May 10, 2019 By Laura Hanrahan
A Flushing mother pleaded guilty yesterday to manslaughter in the death of her 13-month-old daughter and to assault relating to the injuries sustained by the toddler’s twin brother, the Queens District Attorney’s Office announced.
On Oct. 3, 2018, the mother, 30-year-old Tina Torabi of the Aurburndale section of Flushing, called 911 reporting that her daughter, Elaina, was unresponsive. EMS arrived on the scene and transported Elaina to Flushing Hospital Medical Center where she was pronounced dead.
While at the home, first responders found a gruesome scene. Elaina’s twin brother was found to be severely bruised and beaten. He had sustained several severe and painful injuries including multiple rib fractures, contusions on his lungs, a fractured pelvis, a bite mark, a tibia fracture, and adrenal hemorrhage.
Down inside the home’s basement, described by the DA as deplorable and unsanitary, three more siblings, ages 5, 4, and 2, were found unattended. All four remaining children were transported to Cohen Children’s Medical Center. There, the 13-month-old boy received treatment for his injuries.
A medical examiner later ruled Elaina’s death a homicide as a result of fatal child abuse syndrome—repeated episodes of physical assault or neglect that ultimately result in death.
“Babies are defenseless,” said Acting Queens District Attorney John M. Ryan. “They rely on their parents to be their everything – for food and water, for care and love. The mother in this horrible case failed miserably. Her legal duty was to protect her children from harm and injury, that includes seeking medical attention promptly when one is hurt or in harm’s way. The defendant in this case grossly neglected to perform these duties and because of her lack of care the 13-month-old baby girl is dead and her twin brother has suffered immense pain.
Torabi’s sentencing hearing is scheduled for May 30. She will be sentenced to four to 12 years in prison on the manslaughter charge and eight and a half years on the assault charge. The sentences will run concurrently.

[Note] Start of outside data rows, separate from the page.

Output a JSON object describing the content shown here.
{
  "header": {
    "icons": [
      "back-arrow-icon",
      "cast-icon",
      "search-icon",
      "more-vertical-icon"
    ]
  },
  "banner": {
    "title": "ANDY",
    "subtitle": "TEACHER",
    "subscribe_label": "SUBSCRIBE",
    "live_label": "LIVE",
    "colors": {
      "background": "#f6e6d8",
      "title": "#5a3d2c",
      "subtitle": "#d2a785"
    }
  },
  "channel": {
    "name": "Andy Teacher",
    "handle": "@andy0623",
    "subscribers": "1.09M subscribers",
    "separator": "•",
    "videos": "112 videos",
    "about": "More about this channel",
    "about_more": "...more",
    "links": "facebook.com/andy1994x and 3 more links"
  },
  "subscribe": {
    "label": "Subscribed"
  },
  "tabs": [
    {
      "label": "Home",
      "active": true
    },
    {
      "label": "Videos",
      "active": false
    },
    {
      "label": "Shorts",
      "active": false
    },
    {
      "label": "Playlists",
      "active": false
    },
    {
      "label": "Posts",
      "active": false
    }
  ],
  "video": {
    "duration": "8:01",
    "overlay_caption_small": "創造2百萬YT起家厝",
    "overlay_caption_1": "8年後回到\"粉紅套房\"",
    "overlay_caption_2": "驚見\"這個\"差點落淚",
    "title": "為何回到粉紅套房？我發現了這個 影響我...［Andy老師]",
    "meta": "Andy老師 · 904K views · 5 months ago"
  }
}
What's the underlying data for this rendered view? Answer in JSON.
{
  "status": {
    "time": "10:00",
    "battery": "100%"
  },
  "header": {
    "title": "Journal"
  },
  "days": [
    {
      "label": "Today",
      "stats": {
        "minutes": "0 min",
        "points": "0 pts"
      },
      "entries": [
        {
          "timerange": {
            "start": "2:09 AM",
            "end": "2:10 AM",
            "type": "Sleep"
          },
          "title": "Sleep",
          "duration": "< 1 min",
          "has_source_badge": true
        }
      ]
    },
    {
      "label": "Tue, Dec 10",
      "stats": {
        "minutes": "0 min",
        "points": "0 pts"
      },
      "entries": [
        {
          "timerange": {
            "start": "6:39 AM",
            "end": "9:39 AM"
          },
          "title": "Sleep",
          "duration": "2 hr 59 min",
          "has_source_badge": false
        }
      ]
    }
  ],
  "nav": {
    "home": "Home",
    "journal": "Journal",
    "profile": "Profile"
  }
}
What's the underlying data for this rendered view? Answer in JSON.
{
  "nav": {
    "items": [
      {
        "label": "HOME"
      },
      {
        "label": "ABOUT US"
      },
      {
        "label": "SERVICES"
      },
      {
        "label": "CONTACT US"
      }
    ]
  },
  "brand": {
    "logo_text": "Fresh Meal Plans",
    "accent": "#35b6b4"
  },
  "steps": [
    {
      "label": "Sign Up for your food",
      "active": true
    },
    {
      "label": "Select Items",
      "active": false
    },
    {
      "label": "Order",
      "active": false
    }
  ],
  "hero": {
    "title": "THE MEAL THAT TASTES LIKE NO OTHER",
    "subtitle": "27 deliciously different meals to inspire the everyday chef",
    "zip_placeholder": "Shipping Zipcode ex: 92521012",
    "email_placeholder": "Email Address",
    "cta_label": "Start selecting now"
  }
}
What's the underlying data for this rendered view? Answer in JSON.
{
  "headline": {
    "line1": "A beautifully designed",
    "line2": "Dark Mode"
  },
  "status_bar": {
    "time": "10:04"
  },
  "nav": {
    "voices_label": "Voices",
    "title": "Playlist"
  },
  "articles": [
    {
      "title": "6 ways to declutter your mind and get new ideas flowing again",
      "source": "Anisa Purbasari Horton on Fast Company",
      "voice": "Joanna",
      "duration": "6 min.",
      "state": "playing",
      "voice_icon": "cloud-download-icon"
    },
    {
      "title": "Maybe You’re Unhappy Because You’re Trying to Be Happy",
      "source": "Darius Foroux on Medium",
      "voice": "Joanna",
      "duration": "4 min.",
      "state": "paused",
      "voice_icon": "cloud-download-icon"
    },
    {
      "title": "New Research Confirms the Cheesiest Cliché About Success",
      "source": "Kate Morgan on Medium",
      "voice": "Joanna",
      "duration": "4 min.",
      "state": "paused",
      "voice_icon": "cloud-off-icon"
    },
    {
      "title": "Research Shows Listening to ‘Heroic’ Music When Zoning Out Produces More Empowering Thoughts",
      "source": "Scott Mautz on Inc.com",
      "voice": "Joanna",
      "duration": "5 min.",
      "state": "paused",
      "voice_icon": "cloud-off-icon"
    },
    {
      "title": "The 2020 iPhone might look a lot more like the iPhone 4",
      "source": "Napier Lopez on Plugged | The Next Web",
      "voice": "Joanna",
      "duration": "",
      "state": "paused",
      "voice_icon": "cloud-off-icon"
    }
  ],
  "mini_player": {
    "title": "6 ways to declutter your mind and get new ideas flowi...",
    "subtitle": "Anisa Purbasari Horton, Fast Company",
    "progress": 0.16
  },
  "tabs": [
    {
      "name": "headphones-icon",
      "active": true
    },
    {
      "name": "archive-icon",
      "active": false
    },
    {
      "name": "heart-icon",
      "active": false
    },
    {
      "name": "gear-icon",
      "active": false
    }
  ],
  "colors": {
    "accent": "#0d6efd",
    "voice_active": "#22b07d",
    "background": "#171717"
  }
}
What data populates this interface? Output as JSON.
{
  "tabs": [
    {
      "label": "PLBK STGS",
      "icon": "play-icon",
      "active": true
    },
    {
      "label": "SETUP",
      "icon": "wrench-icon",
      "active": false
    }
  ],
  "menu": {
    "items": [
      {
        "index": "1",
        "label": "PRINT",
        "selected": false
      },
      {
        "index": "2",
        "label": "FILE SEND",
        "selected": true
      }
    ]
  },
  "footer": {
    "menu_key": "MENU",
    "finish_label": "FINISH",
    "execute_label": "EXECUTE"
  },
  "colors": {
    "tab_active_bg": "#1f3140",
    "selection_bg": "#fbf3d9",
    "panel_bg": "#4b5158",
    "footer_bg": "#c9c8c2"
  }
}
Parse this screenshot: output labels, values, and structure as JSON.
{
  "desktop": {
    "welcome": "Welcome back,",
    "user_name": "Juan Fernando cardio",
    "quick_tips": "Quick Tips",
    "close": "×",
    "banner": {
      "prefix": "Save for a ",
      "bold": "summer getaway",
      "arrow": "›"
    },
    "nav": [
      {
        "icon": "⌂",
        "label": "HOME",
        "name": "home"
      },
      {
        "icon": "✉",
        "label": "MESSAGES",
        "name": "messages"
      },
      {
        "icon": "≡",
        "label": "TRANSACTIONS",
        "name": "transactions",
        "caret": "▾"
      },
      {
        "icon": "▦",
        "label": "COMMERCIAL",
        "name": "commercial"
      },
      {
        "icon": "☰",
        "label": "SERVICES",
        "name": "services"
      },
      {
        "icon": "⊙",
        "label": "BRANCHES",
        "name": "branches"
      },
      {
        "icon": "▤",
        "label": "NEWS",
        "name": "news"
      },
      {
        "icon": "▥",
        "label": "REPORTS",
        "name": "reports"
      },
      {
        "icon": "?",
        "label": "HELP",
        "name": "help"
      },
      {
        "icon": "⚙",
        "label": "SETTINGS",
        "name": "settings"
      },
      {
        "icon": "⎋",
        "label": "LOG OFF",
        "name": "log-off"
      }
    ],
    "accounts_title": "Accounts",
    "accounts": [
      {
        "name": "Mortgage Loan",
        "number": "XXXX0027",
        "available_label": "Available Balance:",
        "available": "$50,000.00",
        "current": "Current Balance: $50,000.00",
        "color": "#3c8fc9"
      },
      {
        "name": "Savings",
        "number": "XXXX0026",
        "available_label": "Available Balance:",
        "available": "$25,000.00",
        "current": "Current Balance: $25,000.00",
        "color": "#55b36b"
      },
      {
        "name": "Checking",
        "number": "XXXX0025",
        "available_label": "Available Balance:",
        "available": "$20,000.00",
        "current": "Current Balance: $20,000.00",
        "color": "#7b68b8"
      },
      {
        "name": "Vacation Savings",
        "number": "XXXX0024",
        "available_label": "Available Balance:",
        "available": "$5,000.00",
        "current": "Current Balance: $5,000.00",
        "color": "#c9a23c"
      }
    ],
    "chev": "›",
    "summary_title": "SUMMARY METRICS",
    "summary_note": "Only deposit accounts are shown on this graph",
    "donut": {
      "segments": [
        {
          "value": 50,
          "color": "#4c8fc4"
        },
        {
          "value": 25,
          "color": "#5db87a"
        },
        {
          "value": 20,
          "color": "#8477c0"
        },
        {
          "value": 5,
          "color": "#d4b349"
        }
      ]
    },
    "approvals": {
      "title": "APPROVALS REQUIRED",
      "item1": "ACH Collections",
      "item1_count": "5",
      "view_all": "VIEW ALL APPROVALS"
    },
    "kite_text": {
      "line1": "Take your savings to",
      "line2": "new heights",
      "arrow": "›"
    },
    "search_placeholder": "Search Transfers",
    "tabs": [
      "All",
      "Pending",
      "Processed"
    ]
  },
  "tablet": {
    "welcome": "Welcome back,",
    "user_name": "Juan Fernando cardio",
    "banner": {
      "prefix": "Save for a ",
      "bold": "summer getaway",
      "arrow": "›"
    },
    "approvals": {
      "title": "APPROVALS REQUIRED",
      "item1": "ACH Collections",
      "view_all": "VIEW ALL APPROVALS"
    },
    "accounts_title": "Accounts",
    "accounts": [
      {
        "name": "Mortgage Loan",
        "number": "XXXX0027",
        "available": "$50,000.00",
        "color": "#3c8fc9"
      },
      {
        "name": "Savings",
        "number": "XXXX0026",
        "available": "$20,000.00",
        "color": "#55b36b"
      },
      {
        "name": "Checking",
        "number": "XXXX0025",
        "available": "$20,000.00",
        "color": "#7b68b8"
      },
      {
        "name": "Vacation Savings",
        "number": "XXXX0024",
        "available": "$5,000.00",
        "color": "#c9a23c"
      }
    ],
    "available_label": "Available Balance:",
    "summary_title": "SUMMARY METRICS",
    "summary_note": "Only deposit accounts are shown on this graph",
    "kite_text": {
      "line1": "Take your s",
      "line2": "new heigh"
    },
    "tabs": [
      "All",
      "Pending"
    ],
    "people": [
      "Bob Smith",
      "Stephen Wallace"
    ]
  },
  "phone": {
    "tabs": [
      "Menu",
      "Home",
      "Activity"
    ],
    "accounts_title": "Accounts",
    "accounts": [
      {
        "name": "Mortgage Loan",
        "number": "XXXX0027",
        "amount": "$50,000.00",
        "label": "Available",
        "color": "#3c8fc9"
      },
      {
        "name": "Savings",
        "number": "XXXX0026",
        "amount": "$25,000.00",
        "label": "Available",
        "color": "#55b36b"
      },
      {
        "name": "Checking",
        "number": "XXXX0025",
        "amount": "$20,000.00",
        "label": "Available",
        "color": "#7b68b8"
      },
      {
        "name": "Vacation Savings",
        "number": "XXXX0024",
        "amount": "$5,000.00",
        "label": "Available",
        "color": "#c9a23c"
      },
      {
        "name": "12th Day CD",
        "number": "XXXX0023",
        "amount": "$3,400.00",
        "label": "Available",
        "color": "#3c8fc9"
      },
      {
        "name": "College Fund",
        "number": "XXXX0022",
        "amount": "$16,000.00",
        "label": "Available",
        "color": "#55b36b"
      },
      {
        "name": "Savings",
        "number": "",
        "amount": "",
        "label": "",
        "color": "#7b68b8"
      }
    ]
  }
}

“The expected sentence of the Court is just and punishes the defendant – giving her ample time to dwell on the failures that led to her own child’s death and the other baby’s suffering,” Ryan said.